Bag or box schemes
Bag and box schemes are now a very common way for community-run food co-ops to sell fresh produce. They both involve selling a selection of different fruit and vegetables in a container - the main difference is that boxes are often larger and have more varieties in them, so may cost a bit more.
In most bag or box schemes customers do not get a choice about what they get, and receive a different selection every week based on what fruit and vegetables are in season or the best value. Typically, a £5 bag may have 4 or 5 different varieties in it.
Bag or box schemes work on a pre-order, pre-pay system so customers have to place their orders in advance. For bag schemes this is usually done on a weekly basis paid for by cash, but for some box schemes you need to order for a whole month in advance and set up a regular standing order to pay a fixed sum regularly into the food co-op's bank account.
Even within bag and box schemes there are differences in the way they operate based on whether the produce is delivered unpacked or pre-packed.

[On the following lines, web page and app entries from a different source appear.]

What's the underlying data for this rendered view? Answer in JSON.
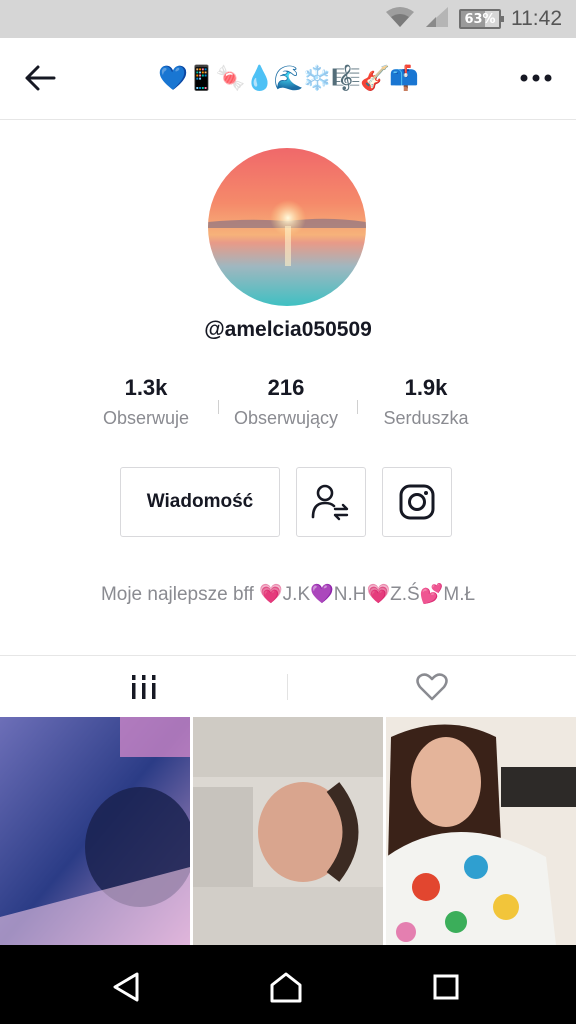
{
  "status_bar": {
    "battery_percent": "63%",
    "battery_level": 0.63,
    "time": "11:42",
    "icons": [
      "wifi-icon",
      "cellular-signal-icon",
      "battery-icon"
    ]
  },
  "header": {
    "title": "💙📱🍬💧🌊❄️🎼🎸📫",
    "back_icon": "arrow-left-icon",
    "more_icon": "more-horizontal-icon"
  },
  "profile": {
    "username": "@amelcia050509",
    "stats": [
      {
        "value": "1.3k",
        "label": "Obserwuje"
      },
      {
        "value": "216",
        "label": "Obserwujący"
      },
      {
        "value": "1.9k",
        "label": "Serduszka"
      }
    ],
    "message_button_label": "Wiadomość",
    "friends_icon": "user-swap-icon",
    "instagram_icon": "instagram-icon",
    "bio": "Moje najlepsze bff 💗J.K💜N.H💗Z.Ś💕M.Ł"
  },
  "tabs": [
    {
      "icon": "grid-videos-icon",
      "active": true
    },
    {
      "icon": "heart-outline-icon",
      "active": false
    }
  ],
  "colors": {
    "text_primary": "#161823",
    "text_secondary": "#8a8b91",
    "border": "#d9d9dc",
    "status_bar_bg": "#d6d6d6",
    "nav_bar_bg": "#000000"
  },
  "system_nav": {
    "icons": [
      "triangle-back-icon",
      "circle-home-icon",
      "square-recents-icon"
    ]
  }
}
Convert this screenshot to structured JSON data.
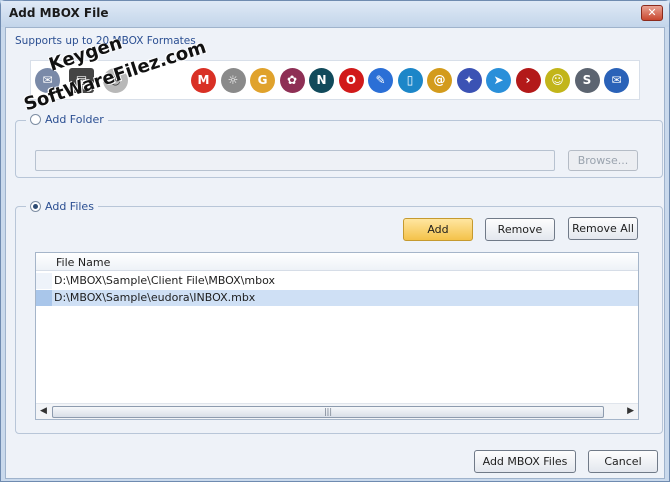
{
  "window": {
    "title": "Add MBOX File",
    "close_glyph": "✕"
  },
  "supports_text": "Supports up to 20 MBOX Formates",
  "client_icons": [
    {
      "name": "gmail",
      "glyph": "M",
      "color": "#d93025"
    },
    {
      "name": "gnu",
      "glyph": "☼",
      "color": "#8a8a8a"
    },
    {
      "name": "g-app",
      "glyph": "G",
      "color": "#e0a22c"
    },
    {
      "name": "grape",
      "glyph": "✿",
      "color": "#8e2f55"
    },
    {
      "name": "netscape",
      "glyph": "N",
      "color": "#114a5b"
    },
    {
      "name": "opera",
      "glyph": "O",
      "color": "#d11a1a"
    },
    {
      "name": "postbox",
      "glyph": "✎",
      "color": "#2b6fd6"
    },
    {
      "name": "book",
      "glyph": "▯",
      "color": "#1c86c8"
    },
    {
      "name": "at",
      "glyph": "@",
      "color": "#d39b1c"
    },
    {
      "name": "compass",
      "glyph": "✦",
      "color": "#3b52b4"
    },
    {
      "name": "cursor",
      "glyph": "➤",
      "color": "#2a8fd9"
    },
    {
      "name": "arrow-red",
      "glyph": "›",
      "color": "#b31919"
    },
    {
      "name": "yellow-face",
      "glyph": "☺",
      "color": "#c2b51a"
    },
    {
      "name": "seamonkey",
      "glyph": "S",
      "color": "#5c6470"
    },
    {
      "name": "thunderbird",
      "glyph": "✉",
      "color": "#2a62b8"
    }
  ],
  "add_folder": {
    "label": "Add Folder",
    "path_value": "",
    "browse_label": "Browse..."
  },
  "add_files": {
    "label": "Add Files",
    "add_label": "Add",
    "remove_label": "Remove",
    "remove_all_label": "Remove All",
    "column_header": "File Name",
    "files": [
      "D:\\MBOX\\Sample\\Client File\\MBOX\\mbox",
      "D:\\MBOX\\Sample\\eudora\\INBOX.mbx"
    ],
    "selected_index": 1
  },
  "footer": {
    "add_mbox_label": "Add MBOX Files",
    "cancel_label": "Cancel"
  },
  "watermark": {
    "line1": "Keygen",
    "line2": "SoftWareFilez.com"
  },
  "colors": {
    "accent": "#f4c24a",
    "selection": "#cfe0f5",
    "title_text": "#2b4f92"
  }
}
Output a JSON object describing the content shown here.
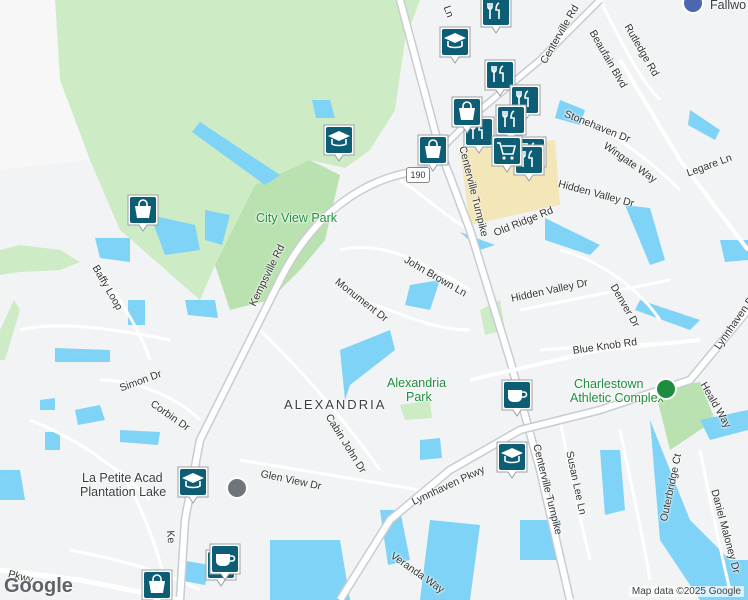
{
  "map": {
    "roads": {
      "kempsville": "Kempsville Rd",
      "monument": "Monument Dr",
      "john_brown": "John Brown Ln",
      "centerville_1": "Centerville Turnpike",
      "centerville_2": "Centerville Turnpike",
      "centerville_top": "Centerville Rd",
      "hidden_valley_1": "Hidden Valley Dr",
      "hidden_valley_2": "Hidden Valley Dr",
      "old_ridge": "Old Ridge Rd",
      "stonehaven": "Stonehaven Dr",
      "wingate": "Wingate Way",
      "legare": "Legare Ln",
      "rutledge": "Rutledge Rd",
      "beaufain": "Beaufain Blvd",
      "denver": "Denver Dr",
      "blue_knob": "Blue Knob Rd",
      "lynnhaven_right": "Lynnhaven Pkwy",
      "lynnhaven_bottom": "Lynnhaven Pkwy",
      "heald": "Heald Way",
      "baffy": "Baffy Loop",
      "simon": "Simon Dr",
      "corbin": "Corbin Dr",
      "cabin_john": "Cabin John Dr",
      "glen_view": "Glen View Dr",
      "veranda": "Veranda Way",
      "susan_lee": "Susan Lee Ln",
      "outerbridge": "Outerbridge Ct",
      "daniel_maloney": "Daniel Maloney Dr",
      "pkwy_left": "Pkwy",
      "ln_top": "Ln",
      "kempsville_bottom": "Ke"
    },
    "route_shield": "190",
    "neighborhood": "ALEXANDRIA",
    "parks": {
      "city_view": "City View Park",
      "alexandria_line1": "Alexandria",
      "alexandria_line2": "Park"
    },
    "pois": {
      "charlestown_line1": "Charlestown",
      "charlestown_line2": "Athletic Complex",
      "la_petite_line1": "La Petite Acad",
      "la_petite_line2": "Plantation Lake",
      "fallwood": "Fallwo"
    },
    "colors": {
      "land": "#f1f3f4",
      "water": "#7fd3f7",
      "park_green": "#cdebc5",
      "poi_blue": "#0d5e75",
      "road": "#ffffff",
      "highway": "#c9ccd0",
      "commercial": "#f3e6b8"
    },
    "markers": [
      {
        "type": "restaurant-icon"
      },
      {
        "type": "restaurant-icon"
      },
      {
        "type": "restaurant-icon"
      },
      {
        "type": "restaurant-icon"
      },
      {
        "type": "restaurant-icon"
      },
      {
        "type": "restaurant-icon"
      },
      {
        "type": "restaurant-icon"
      },
      {
        "type": "restaurant-icon"
      },
      {
        "type": "school-icon"
      },
      {
        "type": "school-icon"
      },
      {
        "type": "school-icon"
      },
      {
        "type": "school-icon"
      },
      {
        "type": "shopping-icon"
      },
      {
        "type": "shopping-icon"
      },
      {
        "type": "shopping-icon"
      },
      {
        "type": "shopping-icon"
      },
      {
        "type": "cafe-icon"
      },
      {
        "type": "cafe-icon"
      },
      {
        "type": "grocery-icon"
      }
    ],
    "branding": "Google",
    "attribution": "Map data ©2025 Google"
  }
}
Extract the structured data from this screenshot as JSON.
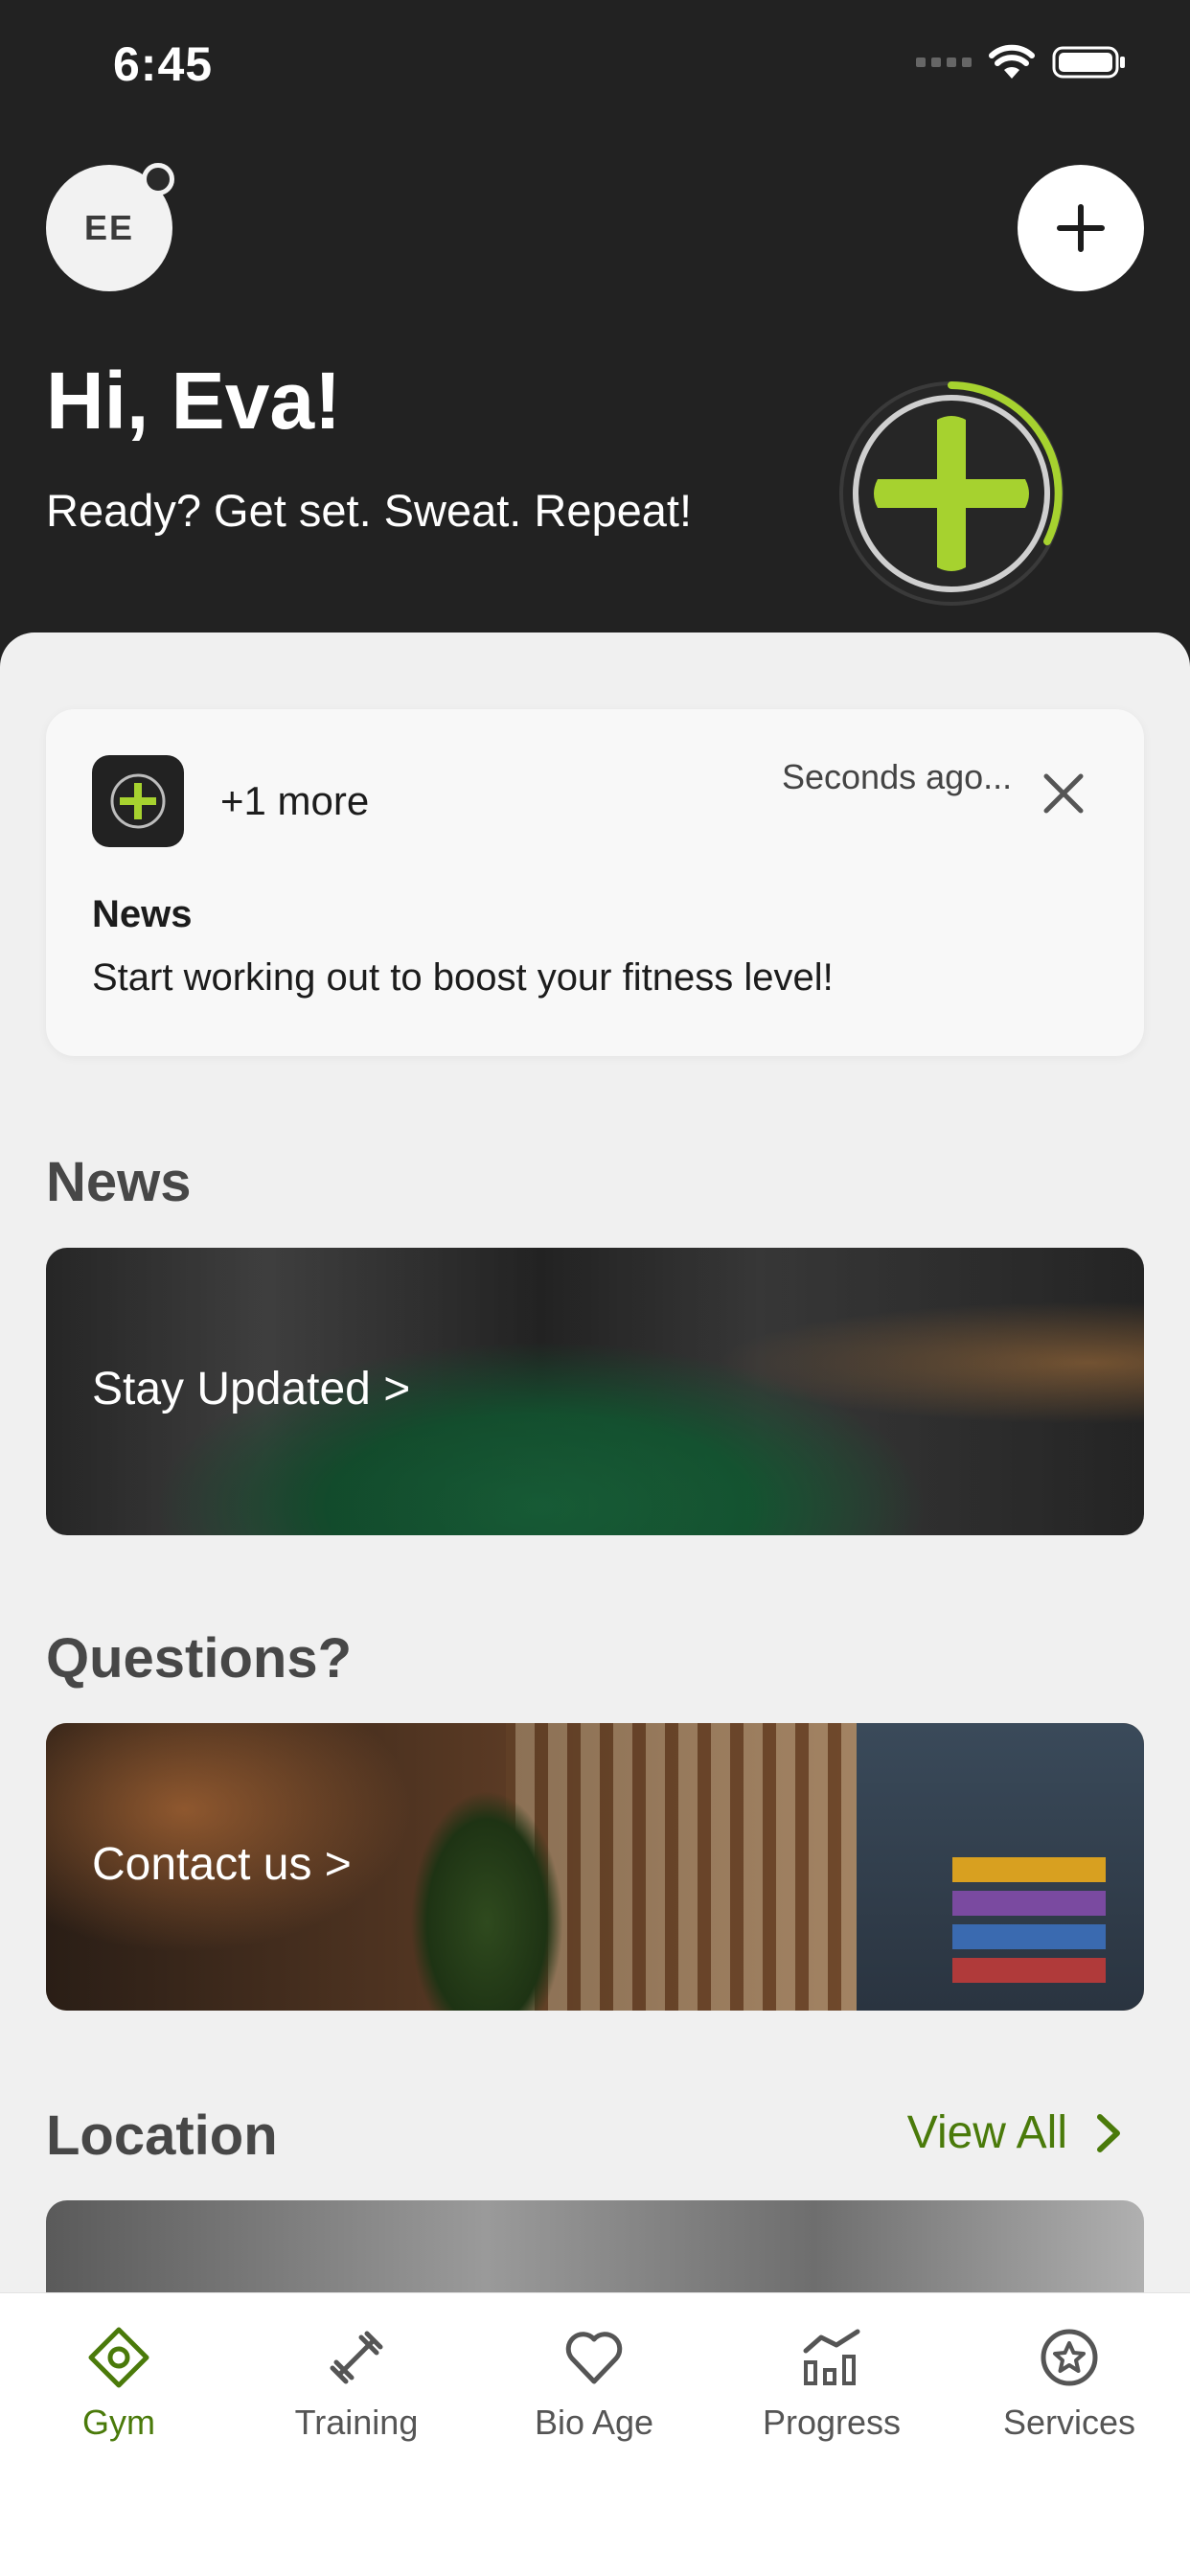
{
  "status_bar": {
    "time": "6:45"
  },
  "header": {
    "avatar_initials": "EE",
    "greeting": "Hi, Eva!",
    "tagline": "Ready? Get set. Sweat. Repeat!"
  },
  "notification": {
    "more": "+1 more",
    "time": "Seconds ago...",
    "title": "News",
    "body": "Start working out to boost your fitness level!"
  },
  "sections": {
    "news_title": "News",
    "news_card": "Stay Updated >",
    "questions_title": "Questions?",
    "questions_card": "Contact us >",
    "location_title": "Location",
    "view_all": "View All"
  },
  "tabs": [
    {
      "label": "Gym",
      "icon": "gym-icon",
      "active": true
    },
    {
      "label": "Training",
      "icon": "dumbbell-icon",
      "active": false
    },
    {
      "label": "Bio Age",
      "icon": "heart-icon",
      "active": false
    },
    {
      "label": "Progress",
      "icon": "chart-icon",
      "active": false
    },
    {
      "label": "Services",
      "icon": "star-circle-icon",
      "active": false
    }
  ],
  "colors": {
    "header_bg": "#222222",
    "accent_green": "#a6d22f",
    "active_tab": "#4a7a0a",
    "page_bg": "#f0f0f0"
  }
}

In many bag schemes suppliers deliver loose fruit and vegetables that are packed by volunteers at a community venue. Rather than weighing out the produce, it is divided up equally between the number of bags, e.g. if there is a box with 60 apples and 15 bags to fill each bag gets 4 apples. This makes the role for volunteers much less complicated as they just need to count out the produce rather than weighing everything.
In other bag or box schemes the produce is delivered pre-packed. The boxes have already been filled either directly by the supplier (often a local farm) or by food co-op volunteers or staff at a central location. In this type of model the food co-op outlet is merely a drop-off point. The role of people at the venue may just be to take orders on behalf of the food co-op rather than actually pack bags or boxes. Some box schemes may also do home delivery rather that dropping off at community venues.
The main advantage of bag and box schemes is that because the food co-op receives all orders in advance, staff can work out exactly what to order and so have little or no waste. It also makes it a lot easier to handle money as usually the bags or boxes are priced at a nice round sum, such as £3 bags, so it makes doing your finances much less complicated and time-consuming and easy to keep accurate records. The other advantage is that for volunteers helping with the food co-op their role is also often much simpler, as they are mainly just involved with packing bags rather than weighing and pricing.
The main disadvantage is that your customers won't get a choice about what they get and will only get a limited number of different varieties of fruit and vegetables each week. For example, a bag may contain only 4 or 5 varieties; a box may contain 8 or 9. This is fine for some people and they often like the surprise of not knowing what they'll get each week. But for others who are less confident with cooking and may have more specific preferences, it may not suit them. With limited variety, it is also more difficult to include exotic fruit and vegetables, as the items in the bags and boxes need to appeal to everyone but some schemes do put more unusual items in larger boxes.
Case Study - Ystad Goffa Food Co-op
Ystad Goffa Food Co-op is run by three volunteer residents at a retirement housing scheme supported by Wales & West Housing Association and the Rural Regeneration Unit. The volunteers spend 2 to 3 hours each week sorting the produce, taking orders and collecting the money. They supply bags of fruit, salad, or vegetables for £2.50 or a half-bag for £1.25. Customers order and pay for next week's selection when they collect this week's. The supplier chooses the selection of seasonal fruit, vegetables and salad to offer the best value for money that week. For example: the vegetable bag will generally have potatoes, carrots and 3 or 4 other items. A 'swap' box is also available for co-op customers to exchange items with other residents. Anyone can use a co-op as there is no membership fee. Customers can order as little or as much as they like. All the money taken goes directly to the supplier with no profit being made by the co-op.